(Information)

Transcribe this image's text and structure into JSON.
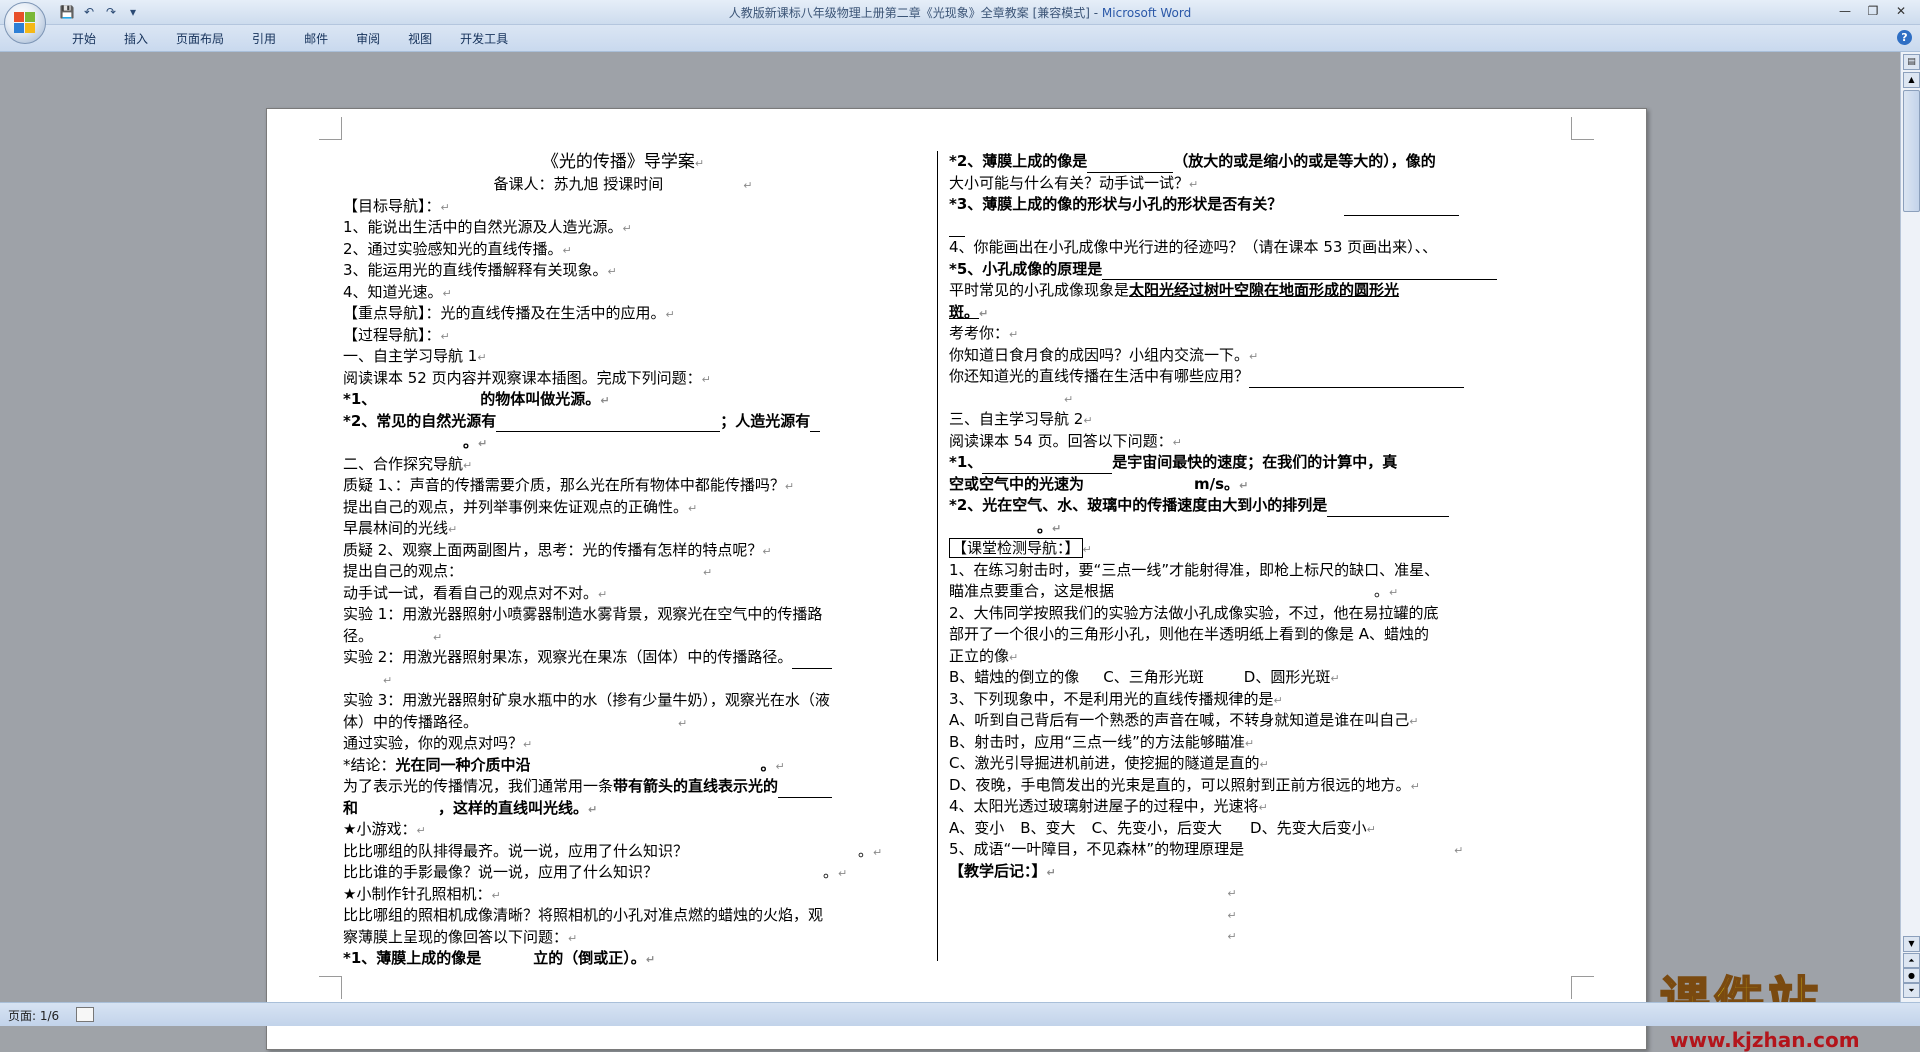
{
  "window": {
    "title": "人教版新课标八年级物理上册第二章《光现象》全章教案 [兼容模式] - ",
    "app_name": "Microsoft Word",
    "controls": {
      "minimize": "—",
      "restore": "❐",
      "close": "✕"
    }
  },
  "qat": {
    "save_icon": "💾",
    "undo_icon": "↶",
    "redo_icon": "↷",
    "more_icon": "▾"
  },
  "ribbon": {
    "tabs": [
      "开始",
      "插入",
      "页面布局",
      "引用",
      "邮件",
      "审阅",
      "视图",
      "开发工具"
    ],
    "help_icon": "?"
  },
  "document": {
    "left": {
      "title": "《光的传播》导学案",
      "subtitle": "备课人：苏九旭      授课时间",
      "lines": [
        "【目标导航】：",
        "1、能说出生活中的自然光源及人造光源。",
        "2、通过实验感知光的直线传播。",
        "3、能运用光的直线传播解释有关现象。",
        "4、知道光速。",
        "【重点导航】：光的直线传播及在生活中的应用。",
        "【过程导航】：",
        "一、自主学习导航 1",
        "阅读课本 52 页内容并观察课本插图。完成下列问题：",
        "*1、",
        "的物体叫做光源。",
        "*2、常见的自然光源有",
        "；人造光源有",
        "二、合作探究导航",
        "质疑 1、：声音的传播需要介质，那么光在所有物体中都能传播吗？",
        "提出自己的观点，并列举事例来佐证观点的正确性。",
        "早晨林间的光线",
        "质疑 2、观察上面两副图片，思考：光的传播有怎样的特点呢？",
        "提出自己的观点：",
        "动手试一试，看看自己的观点对不对。",
        "实验 1：用激光器照射小喷雾器制造水雾背景，观察光在空气中的传播路",
        "径。",
        "实验 2：用激光器照射果冻，观察光在果冻（固体）中的传播路径。",
        "实验 3：用激光器照射矿泉水瓶中的水（掺有少量牛奶），观察光在水（液",
        "体）中的传播路径。",
        "通过实验，你的观点对吗？",
        "*结论：",
        "光在同一种介质中沿",
        "为了表示光的传播情况，我们通常用一条",
        "带有箭头的直线表示光的",
        "和",
        "，这样的直线叫光线。",
        "★小游戏：",
        "比比哪组的队排得最齐。说一说，应用了什么知识？",
        "比比谁的手影最像？说一说，应用了什么知识？",
        "★小制作针孔照相机：",
        "比比哪组的照相机成像清晰？将照相机的小孔对准点燃的蜡烛的火焰，观",
        "察薄膜上呈现的像回答以下问题：",
        "*1、薄膜上成的像是",
        "立的（倒或正）。"
      ]
    },
    "right": {
      "lines": [
        "*2、薄膜上成的像是",
        "（放大的或是缩小的或是等大的），像的",
        "大小可能与什么有关？动手试一试？",
        "*3、薄膜上成的像的形状与小孔的形状是否有关？",
        "4、你能画出在小孔成像中光行进的径迹吗？（请在课本 53 页画出来）、、",
        "*5、小孔成像的原理是",
        "平时常见的小孔成像现象是",
        "太阳光经过树叶空隙在地面形成的圆形光",
        "斑。",
        "考考你：",
        "你知道日食月食的成因吗？小组内交流一下。",
        "你还知道光的直线传播在生活中有哪些应用？",
        "三、自主学习导航 2",
        "阅读课本 54 页。回答以下问题：",
        "*1、",
        "是宇宙间最快的速度；在我们的计算中，真",
        "空或空气中的光速为",
        "m/s。",
        "*2、光在空气、水、玻璃中的传播速度由大到小的排列是",
        "【课堂检测导航：】",
        "1、在练习射击时，要“三点一线”才能射得准，即枪上标尺的缺口、准星、",
        "瞄准点要重合，这是根据",
        "2、大伟同学按照我们的实验方法做小孔成像实验，不过，他在易拉罐的底",
        "部开了一个很小的三角形小孔，则他在半透明纸上看到的像是 A、蜡烛的",
        "正立的像",
        "B、蜡烛的倒立的像",
        "C、三角形光斑",
        "D、圆形光斑",
        "3、下列现象中，不是利用光的直线传播规律的是",
        "A、听到自己背后有一个熟悉的声音在喊，不转身就知道是谁在叫自己",
        "B、射击时，应用“三点一线”的方法能够瞄准",
        "C、激光引导掘进机前进，使挖掘的隧道是直的",
        "D、夜晚，手电筒发出的光束是直的，可以照射到正前方很远的地方。",
        "4、太阳光透过玻璃射进屋子的过程中，光速将",
        "A、变小",
        "B、变大",
        "C、先变小，后变大",
        "D、先变大后变小",
        "5、成语“一叶障目，不见森林”的物理原理是",
        "【教学后记：】"
      ]
    },
    "paragraph_mark": "↵"
  },
  "status": {
    "page": "页面: 1/6"
  },
  "watermark": {
    "brand": "课件站",
    "url": "www.kjzhan.com"
  },
  "scrollbar": {
    "ruler_icon": "▤",
    "up": "▲",
    "down": "▼",
    "prev": "⏶",
    "browse": "●",
    "next": "⏷"
  }
}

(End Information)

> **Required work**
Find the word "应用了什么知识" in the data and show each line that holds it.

> **Result of this exercise**
        "比比哪组的队排得最齐。说一说，应用了什么知识？",
        "比比谁的手影最像？说一说，应用了什么知识？",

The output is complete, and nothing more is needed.